Our Paycheck Protection Program (PPP) dashboard shows that 10.5 million loans out of 11.5 million have been fully or partially forgiven. The average PPP loan was $42,000, so getting it forgiven (meaning you don’t have to pay it back) could be a big financial benefit.
So, why haven’t some loans been forgiven? There are a few reasons.
Perhaps a business owner didn’t spend at least 60 percent of their PPP loan on payroll – one of the requirements for forgiveness.
It’s also possible that some businesses repaid their loans. Our data shows that 71,400 borrowers may have fully repaid their loans since there is no indication that their loan was either fully or partially forgiven.

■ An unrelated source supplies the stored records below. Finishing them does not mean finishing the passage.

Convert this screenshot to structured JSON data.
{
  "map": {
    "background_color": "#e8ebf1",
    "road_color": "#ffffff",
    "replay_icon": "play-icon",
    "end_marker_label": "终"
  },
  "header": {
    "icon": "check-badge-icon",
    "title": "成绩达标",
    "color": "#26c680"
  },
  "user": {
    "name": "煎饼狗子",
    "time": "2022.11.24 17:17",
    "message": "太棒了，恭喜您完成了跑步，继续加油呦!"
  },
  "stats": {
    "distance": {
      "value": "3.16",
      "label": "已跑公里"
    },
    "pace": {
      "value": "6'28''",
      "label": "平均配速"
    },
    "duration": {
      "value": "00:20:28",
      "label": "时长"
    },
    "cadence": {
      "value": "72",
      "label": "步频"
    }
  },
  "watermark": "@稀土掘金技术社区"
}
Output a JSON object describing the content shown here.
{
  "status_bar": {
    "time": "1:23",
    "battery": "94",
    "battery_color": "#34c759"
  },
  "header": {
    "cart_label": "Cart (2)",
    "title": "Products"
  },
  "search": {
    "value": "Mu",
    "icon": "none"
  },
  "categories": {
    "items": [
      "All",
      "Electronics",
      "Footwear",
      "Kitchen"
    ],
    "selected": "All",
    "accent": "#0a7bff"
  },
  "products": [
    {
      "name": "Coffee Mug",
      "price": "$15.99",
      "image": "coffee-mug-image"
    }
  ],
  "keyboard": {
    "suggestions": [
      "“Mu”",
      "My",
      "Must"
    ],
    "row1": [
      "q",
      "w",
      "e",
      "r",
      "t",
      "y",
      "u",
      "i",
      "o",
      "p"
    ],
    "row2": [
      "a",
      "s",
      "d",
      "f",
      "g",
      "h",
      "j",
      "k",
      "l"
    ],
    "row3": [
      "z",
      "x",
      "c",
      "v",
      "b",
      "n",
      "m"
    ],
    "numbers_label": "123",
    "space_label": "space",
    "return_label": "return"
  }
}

Some borrowers may not have applied for forgiveness yet. Borrowers can apply any time before the maturity date of the loan, which is either two or five years from when the loan originated.
But there’s another potential explanation: the loan was fraudulent.
"Outstanding loan forgiveness applications are a potential indicator of fraud. Borrowers who fraudulently obtained a PPP loan are unlikely to apply for loan forgiveness,” said Mike Ware, the Inspector General for the Small Business Administration (SBA), during testimony before Congress.
By not applying for forgiveness, borrowers avoid additional scrutiny from their lender or the SBA that occurs during the application review.
In our dashboard, you can find examples of borrowers whose loans were not forgiven and have been convicted of fraud. Like in the case of Kim's Cleaning, Inc., where an Oregon woman created a fake cleaning company to steal a $49,000 PPP loan — that she then used to gamble. You can see that there are no indications that her loan was forgiven.
With more than 11.5 million loans on our website, there’s a lot you can find in the PPP data. Use our dashboard to explore it yourself.
Search for a PPP loan recipient
Use this simple search to see how much, or if any, of their loan(s) has been forgiven.